N-Acyltransferase superfamily: Various enzymes that characteristically catalyze the transfer of an acyl group to a substrate

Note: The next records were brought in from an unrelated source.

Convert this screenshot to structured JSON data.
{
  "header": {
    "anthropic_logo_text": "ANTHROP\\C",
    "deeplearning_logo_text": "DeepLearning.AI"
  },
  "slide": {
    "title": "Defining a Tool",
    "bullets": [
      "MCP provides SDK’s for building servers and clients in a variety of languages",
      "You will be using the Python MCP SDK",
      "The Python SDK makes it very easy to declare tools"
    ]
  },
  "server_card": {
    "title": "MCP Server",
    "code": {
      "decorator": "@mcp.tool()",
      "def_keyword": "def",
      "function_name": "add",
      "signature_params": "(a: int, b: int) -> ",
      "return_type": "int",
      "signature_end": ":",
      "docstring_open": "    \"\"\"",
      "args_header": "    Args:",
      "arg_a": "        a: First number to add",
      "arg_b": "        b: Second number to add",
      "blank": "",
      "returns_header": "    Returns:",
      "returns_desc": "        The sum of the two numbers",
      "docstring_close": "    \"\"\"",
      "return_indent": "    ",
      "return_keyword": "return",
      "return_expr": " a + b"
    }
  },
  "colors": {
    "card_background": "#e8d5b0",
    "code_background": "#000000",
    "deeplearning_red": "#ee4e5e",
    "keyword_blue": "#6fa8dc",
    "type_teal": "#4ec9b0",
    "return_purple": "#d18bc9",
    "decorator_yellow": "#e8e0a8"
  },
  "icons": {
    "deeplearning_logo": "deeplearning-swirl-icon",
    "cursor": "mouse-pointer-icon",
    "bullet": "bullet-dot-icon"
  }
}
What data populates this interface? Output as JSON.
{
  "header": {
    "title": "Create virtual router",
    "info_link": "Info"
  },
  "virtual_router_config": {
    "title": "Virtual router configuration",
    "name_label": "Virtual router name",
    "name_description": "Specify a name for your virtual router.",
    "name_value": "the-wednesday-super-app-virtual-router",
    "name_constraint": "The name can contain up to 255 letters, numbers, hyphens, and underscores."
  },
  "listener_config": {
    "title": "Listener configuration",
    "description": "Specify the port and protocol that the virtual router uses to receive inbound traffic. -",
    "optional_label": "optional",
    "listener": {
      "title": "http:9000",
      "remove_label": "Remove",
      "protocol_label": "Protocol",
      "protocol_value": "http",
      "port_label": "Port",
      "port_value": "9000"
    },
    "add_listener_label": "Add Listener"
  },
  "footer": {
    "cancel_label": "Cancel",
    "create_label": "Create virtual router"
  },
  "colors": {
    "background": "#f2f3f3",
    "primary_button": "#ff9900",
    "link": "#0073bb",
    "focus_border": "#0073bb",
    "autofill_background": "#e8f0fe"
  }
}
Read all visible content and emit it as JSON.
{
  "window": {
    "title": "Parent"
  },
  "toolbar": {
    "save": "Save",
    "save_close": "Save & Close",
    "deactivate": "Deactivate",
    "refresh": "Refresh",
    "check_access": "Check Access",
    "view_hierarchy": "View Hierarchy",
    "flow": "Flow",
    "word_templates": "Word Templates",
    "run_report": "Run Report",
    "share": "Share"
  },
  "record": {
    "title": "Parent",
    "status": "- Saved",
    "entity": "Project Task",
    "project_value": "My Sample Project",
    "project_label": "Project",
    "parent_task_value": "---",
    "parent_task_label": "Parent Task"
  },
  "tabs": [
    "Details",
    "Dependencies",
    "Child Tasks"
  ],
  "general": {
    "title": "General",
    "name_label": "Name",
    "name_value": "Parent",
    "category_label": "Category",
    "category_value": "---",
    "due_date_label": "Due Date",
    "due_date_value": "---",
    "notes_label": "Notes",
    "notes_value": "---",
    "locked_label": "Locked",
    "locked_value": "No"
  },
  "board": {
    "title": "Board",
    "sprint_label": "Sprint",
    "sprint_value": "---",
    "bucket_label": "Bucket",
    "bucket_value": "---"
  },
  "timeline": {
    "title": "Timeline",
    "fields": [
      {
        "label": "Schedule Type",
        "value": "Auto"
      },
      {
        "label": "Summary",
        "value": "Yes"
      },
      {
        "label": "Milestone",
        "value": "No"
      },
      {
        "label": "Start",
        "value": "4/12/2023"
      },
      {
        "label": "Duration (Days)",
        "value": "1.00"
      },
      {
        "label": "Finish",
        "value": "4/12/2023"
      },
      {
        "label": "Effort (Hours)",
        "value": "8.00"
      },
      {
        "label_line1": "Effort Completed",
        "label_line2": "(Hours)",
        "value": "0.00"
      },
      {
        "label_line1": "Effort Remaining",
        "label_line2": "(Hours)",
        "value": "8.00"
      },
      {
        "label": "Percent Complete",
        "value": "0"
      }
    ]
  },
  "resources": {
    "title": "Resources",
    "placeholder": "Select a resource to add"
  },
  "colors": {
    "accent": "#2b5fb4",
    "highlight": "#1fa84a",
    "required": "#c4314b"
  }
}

NAT (N-Acyltransferase) is a large superfamily of enzymes that mostly catalyze the transfer of an acyl group to a substrate and are implicated in a variety of functions, ranging from bacterial antibiotic resistance to circadian rhythms in mammals. Members include GCN5-related N-Acetyltransferases (GNAT) such as Aminoglycoside N-acetyltransferases, Histone N-acetyltransferase (HAT) enzymes, and Serotonin N-acetyltransferase, which catalyze the transfer of an acetyl group to a substrate. The kinetic mechanism of most GNATs involves the ordered formation of a ternary complex: the reaction begins with Acetyl Coenzyme A (AcCoA) binding, followed by binding of substrate, then direct transfer of the acetyl group from AcCoA to the substrate, followed by product and subsequent CoA release. Other family members include Arginine/ornithine N-succinyltransferase, Myristoyl-CoA: protein N-myristoyltransferase, and Acyl-homoserinelactone synthase which have a similar catalytic mechanism but differ in types of acyl groups transferred. Leucyl/phenylalanyl-tRNA-protein transferase and FemXAB nonribosomal peptidyltransferases which catalyze similar peptidyltransferase reactions are also included.